Unlike the recently introduced Kona N, the N-Line provides no mechanical differentiation nor performance improvement over the Kona Limited with its 1.6 liter turbocharged four. Instead, following a recipe concocted by carmakers such as Audi and Volkswagen (S Line and R-Line, respectively), the Kona N receives a few cosmetic flourishes – including body-colored wheel arch cladding, an aerodynamic lip on the front fascia and unique 18-inch alloys – along with modest interior mods. You may feel faster in the Kona N-Line, but you won’t be faster.
To the Kona’s credit, however, you’ll feel fast enough. Unlike carmakers believing that adequate power is, well…adequate, Hyundai continues to give buyers a choice of adequate acceleration or responsive performance. And I’ll continue to prefer the latter, for in today’s traffic you’ll benefit from a car’s ability to cut and thrust; the Kona’s smallish platform – 166 inches of overall length planted on a 102-inch wheelbase – provides the cut, while it takes the 1.6 turbo to supply the thrust. With two driving modes, the standard-setting will get you where you need to go, while ‘Sport’ delivers a smile every time you arrive. And in a week’s worth of stop-and-go and freeway driving, our dashboard calculator gave us a solid 30 mile-per-gallon average.
From the outside looking in, I like the Kona’s upright proportions and a decent amount of glass area, but don’t confuse it with a traditional SUV; with just 6.7 inches of ground clearance this isn’t the vehicle to traverse Moab, but will work in Manhattan; it’s perfect for the urban or suburban commute and, if it’s just you and one passenger, the week-long cross-country trek.
Inside, its cabin and four doors give you a modest amount of practicality, as does its 19 cubic feet of cargo space with the rear seat up – and almost 46 cubic feet with the rear seat folded. During our week with the Kona we were helping our daughter and her family move, and while the moving company did the heavy lifting (literally and figuratively), the Kona swallowed a lot of the miscellany that is part and parcel of any move, and did it willingly.

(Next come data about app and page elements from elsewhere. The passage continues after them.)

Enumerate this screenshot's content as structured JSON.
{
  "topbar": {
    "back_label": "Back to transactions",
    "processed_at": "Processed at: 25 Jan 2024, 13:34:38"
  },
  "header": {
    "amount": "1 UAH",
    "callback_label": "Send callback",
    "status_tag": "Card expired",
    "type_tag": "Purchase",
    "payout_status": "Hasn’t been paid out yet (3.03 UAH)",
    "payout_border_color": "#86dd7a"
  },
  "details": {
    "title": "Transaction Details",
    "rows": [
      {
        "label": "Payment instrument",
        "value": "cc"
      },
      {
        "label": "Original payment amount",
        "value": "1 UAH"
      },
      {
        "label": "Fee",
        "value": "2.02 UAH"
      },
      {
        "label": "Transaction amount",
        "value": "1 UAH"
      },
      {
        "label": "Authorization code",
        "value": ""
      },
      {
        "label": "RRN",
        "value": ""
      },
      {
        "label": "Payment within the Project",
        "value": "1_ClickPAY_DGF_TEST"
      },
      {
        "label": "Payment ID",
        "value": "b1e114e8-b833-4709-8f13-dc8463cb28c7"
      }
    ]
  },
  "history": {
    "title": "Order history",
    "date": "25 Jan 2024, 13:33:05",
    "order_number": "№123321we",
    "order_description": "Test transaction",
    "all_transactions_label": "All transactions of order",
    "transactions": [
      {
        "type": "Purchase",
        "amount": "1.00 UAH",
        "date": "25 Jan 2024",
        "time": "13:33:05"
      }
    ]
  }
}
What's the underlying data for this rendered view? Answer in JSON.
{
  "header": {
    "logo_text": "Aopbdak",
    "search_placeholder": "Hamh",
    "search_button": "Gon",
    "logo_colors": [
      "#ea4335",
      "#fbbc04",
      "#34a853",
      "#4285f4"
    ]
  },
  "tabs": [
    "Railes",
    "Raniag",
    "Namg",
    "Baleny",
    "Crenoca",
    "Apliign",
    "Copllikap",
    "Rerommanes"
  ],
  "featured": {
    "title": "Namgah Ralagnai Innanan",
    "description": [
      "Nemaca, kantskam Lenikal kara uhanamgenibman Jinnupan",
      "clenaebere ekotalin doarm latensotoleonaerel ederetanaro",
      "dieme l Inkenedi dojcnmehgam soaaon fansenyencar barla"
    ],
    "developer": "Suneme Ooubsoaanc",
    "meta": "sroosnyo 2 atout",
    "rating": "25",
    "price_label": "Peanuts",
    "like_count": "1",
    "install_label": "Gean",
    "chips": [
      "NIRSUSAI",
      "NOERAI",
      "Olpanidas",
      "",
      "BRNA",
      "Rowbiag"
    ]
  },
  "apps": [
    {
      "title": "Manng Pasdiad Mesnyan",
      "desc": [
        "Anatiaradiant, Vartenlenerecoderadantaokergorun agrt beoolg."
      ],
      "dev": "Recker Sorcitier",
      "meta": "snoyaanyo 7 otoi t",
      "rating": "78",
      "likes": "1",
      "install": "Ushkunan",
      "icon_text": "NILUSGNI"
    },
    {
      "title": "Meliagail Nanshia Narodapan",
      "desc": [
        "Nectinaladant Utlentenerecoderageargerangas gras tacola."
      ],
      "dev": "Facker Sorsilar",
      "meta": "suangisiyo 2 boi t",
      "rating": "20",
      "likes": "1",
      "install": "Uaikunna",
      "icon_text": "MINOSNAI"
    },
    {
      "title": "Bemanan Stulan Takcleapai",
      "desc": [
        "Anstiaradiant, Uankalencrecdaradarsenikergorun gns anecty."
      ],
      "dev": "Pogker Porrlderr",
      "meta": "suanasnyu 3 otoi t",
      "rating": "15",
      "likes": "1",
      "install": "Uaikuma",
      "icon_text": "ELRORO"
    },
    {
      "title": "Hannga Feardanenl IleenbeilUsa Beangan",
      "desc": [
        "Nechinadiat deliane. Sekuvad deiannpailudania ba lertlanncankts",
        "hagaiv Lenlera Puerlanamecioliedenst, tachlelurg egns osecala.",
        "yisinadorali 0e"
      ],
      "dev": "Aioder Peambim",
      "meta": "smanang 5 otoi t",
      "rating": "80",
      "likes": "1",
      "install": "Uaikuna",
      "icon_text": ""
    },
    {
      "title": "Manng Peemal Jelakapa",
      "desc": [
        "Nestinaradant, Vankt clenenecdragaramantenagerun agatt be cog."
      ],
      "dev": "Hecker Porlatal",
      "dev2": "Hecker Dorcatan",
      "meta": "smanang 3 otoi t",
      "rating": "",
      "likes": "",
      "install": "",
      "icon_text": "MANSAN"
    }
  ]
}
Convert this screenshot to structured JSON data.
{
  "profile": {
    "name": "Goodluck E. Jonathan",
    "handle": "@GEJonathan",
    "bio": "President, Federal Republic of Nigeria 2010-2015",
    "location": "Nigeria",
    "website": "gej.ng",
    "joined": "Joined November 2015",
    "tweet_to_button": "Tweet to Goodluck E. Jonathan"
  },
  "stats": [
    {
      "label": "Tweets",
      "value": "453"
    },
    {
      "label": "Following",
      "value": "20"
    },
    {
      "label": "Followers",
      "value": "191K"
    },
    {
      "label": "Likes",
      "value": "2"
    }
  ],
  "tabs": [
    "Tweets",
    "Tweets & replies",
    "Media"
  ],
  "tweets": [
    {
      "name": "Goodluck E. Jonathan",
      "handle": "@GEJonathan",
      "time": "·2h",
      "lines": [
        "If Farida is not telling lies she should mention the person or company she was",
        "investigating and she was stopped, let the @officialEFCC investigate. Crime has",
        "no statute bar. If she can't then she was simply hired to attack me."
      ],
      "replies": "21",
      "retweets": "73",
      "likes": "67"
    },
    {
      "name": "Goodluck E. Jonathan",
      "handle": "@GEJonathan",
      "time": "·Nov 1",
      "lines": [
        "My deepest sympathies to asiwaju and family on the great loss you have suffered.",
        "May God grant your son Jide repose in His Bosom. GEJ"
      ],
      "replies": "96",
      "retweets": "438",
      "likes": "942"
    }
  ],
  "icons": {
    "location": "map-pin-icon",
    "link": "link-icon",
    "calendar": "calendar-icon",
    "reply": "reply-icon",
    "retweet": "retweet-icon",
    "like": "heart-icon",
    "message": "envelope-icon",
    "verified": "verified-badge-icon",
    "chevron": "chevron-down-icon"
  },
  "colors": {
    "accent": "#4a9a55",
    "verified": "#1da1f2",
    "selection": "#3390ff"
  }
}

If, like me, you regard the 1.6 turbo and its 195 horses mandatory, Hyundai will supply that powertrain in one of two trims, the N-Line tested or its Limited. Both are available – with optional all-wheel drive – for under $30K, and both will supply a degree of versatility you won’t outgrow ‘til the kids (or grandkids) are in their teens. And then, of course, you can pass it on to one of them.